This book is so very well written that many aspects of it seem to me to verge on perfection. It springs to mind a hundred times in discussing writing...moreThis book is so very well written that many aspects of it seem to me to verge on perfection. It springs to mind a hundred times in discussing writing craft, in discussing what a story should do, how framing can work, or indeed, when contemplating John Gardner's theory that novellas at their best have a "glassy perfection". This book manages to be an experience as well as a literary work, and the effect of its final pages is profound, worthwhile, and haunting.(less)

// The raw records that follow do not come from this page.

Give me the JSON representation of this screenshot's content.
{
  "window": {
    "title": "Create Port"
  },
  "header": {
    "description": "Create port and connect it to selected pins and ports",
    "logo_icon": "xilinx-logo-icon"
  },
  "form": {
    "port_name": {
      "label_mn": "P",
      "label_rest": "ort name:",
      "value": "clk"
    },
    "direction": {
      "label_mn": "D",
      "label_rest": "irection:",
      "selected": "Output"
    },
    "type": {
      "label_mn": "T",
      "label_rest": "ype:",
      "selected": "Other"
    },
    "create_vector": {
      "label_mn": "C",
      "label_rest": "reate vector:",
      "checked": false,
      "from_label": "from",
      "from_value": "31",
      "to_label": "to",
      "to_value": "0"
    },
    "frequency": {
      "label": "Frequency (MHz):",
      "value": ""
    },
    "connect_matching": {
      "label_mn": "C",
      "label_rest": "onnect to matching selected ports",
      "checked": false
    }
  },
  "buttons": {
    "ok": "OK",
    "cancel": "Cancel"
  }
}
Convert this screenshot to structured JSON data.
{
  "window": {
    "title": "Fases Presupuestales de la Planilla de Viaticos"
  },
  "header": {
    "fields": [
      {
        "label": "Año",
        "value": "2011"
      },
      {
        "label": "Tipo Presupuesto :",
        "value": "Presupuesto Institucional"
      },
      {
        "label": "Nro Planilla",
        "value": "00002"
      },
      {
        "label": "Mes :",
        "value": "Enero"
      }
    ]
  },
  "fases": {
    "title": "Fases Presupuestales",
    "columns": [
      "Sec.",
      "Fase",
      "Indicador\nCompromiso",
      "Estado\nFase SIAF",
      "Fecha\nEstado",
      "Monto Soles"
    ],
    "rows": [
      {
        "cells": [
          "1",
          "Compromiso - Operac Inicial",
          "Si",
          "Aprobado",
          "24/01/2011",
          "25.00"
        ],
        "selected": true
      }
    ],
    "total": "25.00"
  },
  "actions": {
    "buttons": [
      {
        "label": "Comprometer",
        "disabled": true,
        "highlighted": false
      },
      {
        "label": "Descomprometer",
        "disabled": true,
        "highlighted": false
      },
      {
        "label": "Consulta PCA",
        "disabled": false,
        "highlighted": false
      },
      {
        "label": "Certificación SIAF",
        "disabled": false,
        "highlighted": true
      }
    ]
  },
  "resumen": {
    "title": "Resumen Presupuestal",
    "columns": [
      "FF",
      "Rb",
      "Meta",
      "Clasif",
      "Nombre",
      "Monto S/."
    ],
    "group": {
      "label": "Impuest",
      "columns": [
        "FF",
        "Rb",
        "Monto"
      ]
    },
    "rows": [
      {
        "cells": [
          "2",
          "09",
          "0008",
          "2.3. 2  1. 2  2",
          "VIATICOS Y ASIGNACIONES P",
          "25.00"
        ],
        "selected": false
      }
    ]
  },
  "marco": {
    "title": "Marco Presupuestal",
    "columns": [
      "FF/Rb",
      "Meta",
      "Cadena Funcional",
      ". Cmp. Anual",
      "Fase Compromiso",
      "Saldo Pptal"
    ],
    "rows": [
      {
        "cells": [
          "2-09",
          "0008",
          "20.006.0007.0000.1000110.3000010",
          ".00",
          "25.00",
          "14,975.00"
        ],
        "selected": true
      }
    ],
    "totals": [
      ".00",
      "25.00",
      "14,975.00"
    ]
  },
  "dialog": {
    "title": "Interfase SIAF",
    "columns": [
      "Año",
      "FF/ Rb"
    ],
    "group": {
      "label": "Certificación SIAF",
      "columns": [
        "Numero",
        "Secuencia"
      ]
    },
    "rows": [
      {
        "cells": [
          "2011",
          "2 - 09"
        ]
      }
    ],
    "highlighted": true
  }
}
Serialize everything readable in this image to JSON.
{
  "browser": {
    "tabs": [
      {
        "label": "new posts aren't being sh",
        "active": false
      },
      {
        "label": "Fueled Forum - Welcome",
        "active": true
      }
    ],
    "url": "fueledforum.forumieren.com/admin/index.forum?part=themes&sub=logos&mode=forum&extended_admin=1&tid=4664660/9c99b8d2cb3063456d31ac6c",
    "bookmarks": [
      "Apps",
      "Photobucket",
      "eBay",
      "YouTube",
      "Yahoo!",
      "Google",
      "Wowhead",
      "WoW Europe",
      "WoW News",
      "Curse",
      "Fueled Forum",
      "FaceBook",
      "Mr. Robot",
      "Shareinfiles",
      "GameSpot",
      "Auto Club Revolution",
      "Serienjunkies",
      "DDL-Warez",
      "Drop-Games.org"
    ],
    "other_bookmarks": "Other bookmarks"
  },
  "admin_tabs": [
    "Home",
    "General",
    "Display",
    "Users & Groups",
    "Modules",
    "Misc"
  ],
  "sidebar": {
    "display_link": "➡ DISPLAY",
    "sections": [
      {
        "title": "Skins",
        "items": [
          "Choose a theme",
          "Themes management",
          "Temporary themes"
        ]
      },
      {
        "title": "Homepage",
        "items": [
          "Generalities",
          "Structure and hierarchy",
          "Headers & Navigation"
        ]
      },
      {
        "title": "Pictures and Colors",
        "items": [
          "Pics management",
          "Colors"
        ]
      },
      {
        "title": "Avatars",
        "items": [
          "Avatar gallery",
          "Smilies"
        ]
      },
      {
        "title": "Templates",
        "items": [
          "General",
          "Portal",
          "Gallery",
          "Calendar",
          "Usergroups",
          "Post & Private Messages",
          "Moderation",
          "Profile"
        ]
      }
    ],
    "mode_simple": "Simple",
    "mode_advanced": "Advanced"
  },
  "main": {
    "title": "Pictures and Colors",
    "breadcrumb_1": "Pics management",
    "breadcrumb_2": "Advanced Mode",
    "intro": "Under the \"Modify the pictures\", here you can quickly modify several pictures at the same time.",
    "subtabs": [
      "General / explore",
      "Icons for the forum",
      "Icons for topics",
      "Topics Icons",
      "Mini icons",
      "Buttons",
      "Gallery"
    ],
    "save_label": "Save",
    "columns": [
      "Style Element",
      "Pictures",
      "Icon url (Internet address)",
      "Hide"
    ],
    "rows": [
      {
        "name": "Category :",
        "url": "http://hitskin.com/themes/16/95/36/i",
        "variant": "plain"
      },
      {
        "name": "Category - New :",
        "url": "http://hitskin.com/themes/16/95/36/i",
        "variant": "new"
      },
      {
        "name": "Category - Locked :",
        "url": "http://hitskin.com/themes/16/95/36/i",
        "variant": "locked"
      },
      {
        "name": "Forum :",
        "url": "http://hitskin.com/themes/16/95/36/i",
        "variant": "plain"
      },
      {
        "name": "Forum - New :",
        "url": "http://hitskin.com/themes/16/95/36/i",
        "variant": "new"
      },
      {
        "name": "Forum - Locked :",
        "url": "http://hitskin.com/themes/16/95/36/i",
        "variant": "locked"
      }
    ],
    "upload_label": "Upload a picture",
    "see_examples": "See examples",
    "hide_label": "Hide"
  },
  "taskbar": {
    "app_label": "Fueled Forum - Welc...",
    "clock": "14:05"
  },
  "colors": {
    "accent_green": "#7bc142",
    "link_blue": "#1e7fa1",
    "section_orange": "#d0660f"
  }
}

I have a problem with Great Expectations. The problem is, I believe I haven't read it. I have, three or four times, but the very first time, I didn't...moreI have a problem with Great Expectations. The problem is, I believe I haven't read it. I have, three or four times, but the very first time, I didn't finish it (we were reading it aloud on a class trip, and the trip ended) and somehow, no matter how often I read it, I think I've never finished it. It's been my secret shame.
So I'm writing this review to remind me. I have read Great Expectations. The parts of it I cherish are the sidelights: Magwitch, Wemmick and his Aged Parent. Even the Pockets tumbling up. In the introduction to this edition, John Irving mentions that the language shifts when the plot takes off. Perhaps that's why I stop remembering it: the sidelights fade. I've never had too much use for Mr. Pip (as opposed to young Pip, who is rather charming) -- none of his repentance and retrospective self-deprecation was enough for me.
While I see the craft in this book, and the rich imagery that makes it so beloved of English teachers, it is not my favorite Boz. It's well worth reading though, if only for the images -- the ruined wedding feast, the clerk 'posting' bits of toast through his mail-slot mouth, the family of gravestones by the marshes -- that will stick with you, even if the denouement insists on fading.(less)